A proposal to require older diesel trucks to be phased out could have a "huge impact" on farms and other sectors of the economy, according to a presentation being made today (Wednesday) to the State Board of Food and Agriculture. The proposal by the Air Resources Board would require trucks weighing more than 14 thousand pounds to be replaced or upgraded. Farm and trucking groups say that in some cases, the trucks could have to be replaced twice, at considerable cost.
The first official water-supply outlook from the State Water Project says the system may be able to deliver only one quarter of its contract supplies next year. It's the lowest beginning allocation the project has made since 2003, and officials cautioned that continued dry weather could lead to further reductions. Deliveries will also be affected by court rulings requiring water to be set aside for protected fish.
Five more California counties have been declared drought disaster areas by the U.S. Agriculture Department. The declaration affects Inyo, Lassen, Mono, Plumas and Sierra counties. Farmers there and in neighboring counties can apply for low-interest disaster loans. At least 32 California counties have been declared crop disaster areas because of drought losses to rangeland, pastures and other crops.

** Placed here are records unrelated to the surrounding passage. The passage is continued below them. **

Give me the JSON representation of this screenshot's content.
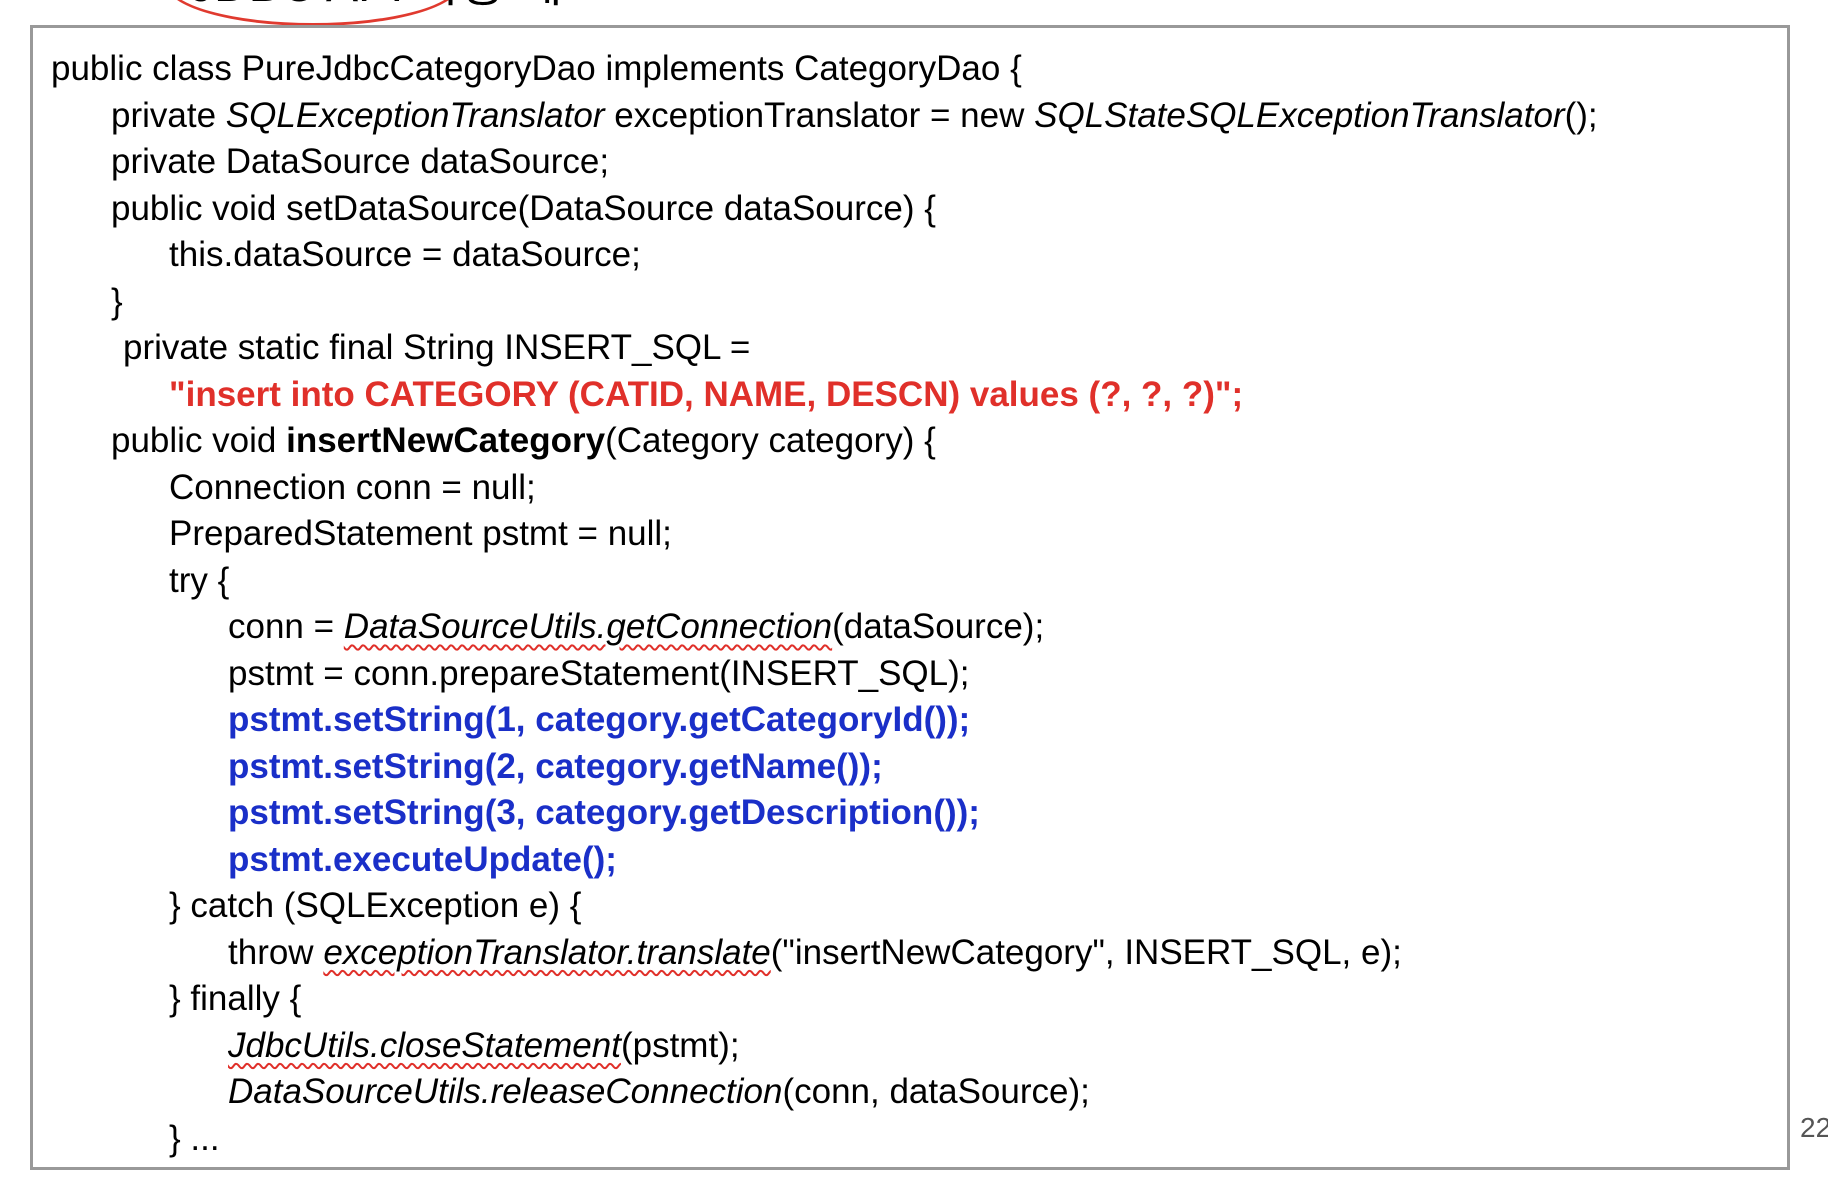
{
  "slide": {
    "title": "JDBC API 사용 예",
    "page_number": "22"
  },
  "code": {
    "l1": "public class PureJdbcCategoryDao implements CategoryDao {",
    "l2_a": "private ",
    "l2_b": "SQLExceptionTranslator",
    "l2_c": " exceptionTranslator = new ",
    "l2_d": "SQLStateSQLExceptionTranslator",
    "l2_e": "();",
    "l3": "private DataSource dataSource;",
    "l4": "public void setDataSource(DataSource dataSource) {",
    "l5": "this.dataSource = dataSource;",
    "l6": "}",
    "l7": "private static final String INSERT_SQL =",
    "l8": "\"insert into CATEGORY (CATID, NAME, DESCN) values (?, ?, ?)\";",
    "l9_a": "public void ",
    "l9_b": "insertNewCategory",
    "l9_c": "(Category category) {",
    "l10": "Connection conn = null;",
    "l11": "PreparedStatement pstmt = null;",
    "l12": "try {",
    "l13_a": "conn = ",
    "l13_b": "DataSourceUtils.getConnection",
    "l13_c": "(dataSource);",
    "l14": "pstmt = conn.prepareStatement(INSERT_SQL);",
    "l15": "pstmt.setString(1, category.getCategoryId());",
    "l16": "pstmt.setString(2, category.getName());",
    "l17": "pstmt.setString(3, category.getDescription());",
    "l18": "pstmt.executeUpdate();",
    "l19": "} catch (SQLException e) {",
    "l20_a": "throw ",
    "l20_b": "exceptionTranslator.translate",
    "l20_c": "(\"insertNewCategory\", INSERT_SQL, e);",
    "l21": "} finally {",
    "l22_a": "JdbcUtils.closeStatement",
    "l22_b": "(pstmt);",
    "l23_a": "DataSourceUtils.releaseConnection",
    "l23_b": "(conn, dataSource);",
    "l24": "} ..."
  },
  "colors": {
    "sql_string": "#e0302a",
    "highlight_calls": "#1a2fc8",
    "annotation": "#e0302a",
    "frame_border": "#999999"
  }
}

In the future, drought-tolerant plants could help farmers cope with reduced water supplies. Researchers at the University of California, Davis, have announced development of plants that can grow on 70 percent less water. Using biotechnology, scientists at Davis and other institutions created tobacco plants that would maintain their leaves even during severe water shortages. The researchers plan to test the method in other plants, such as tomatoes, rice, wheat and cottonTop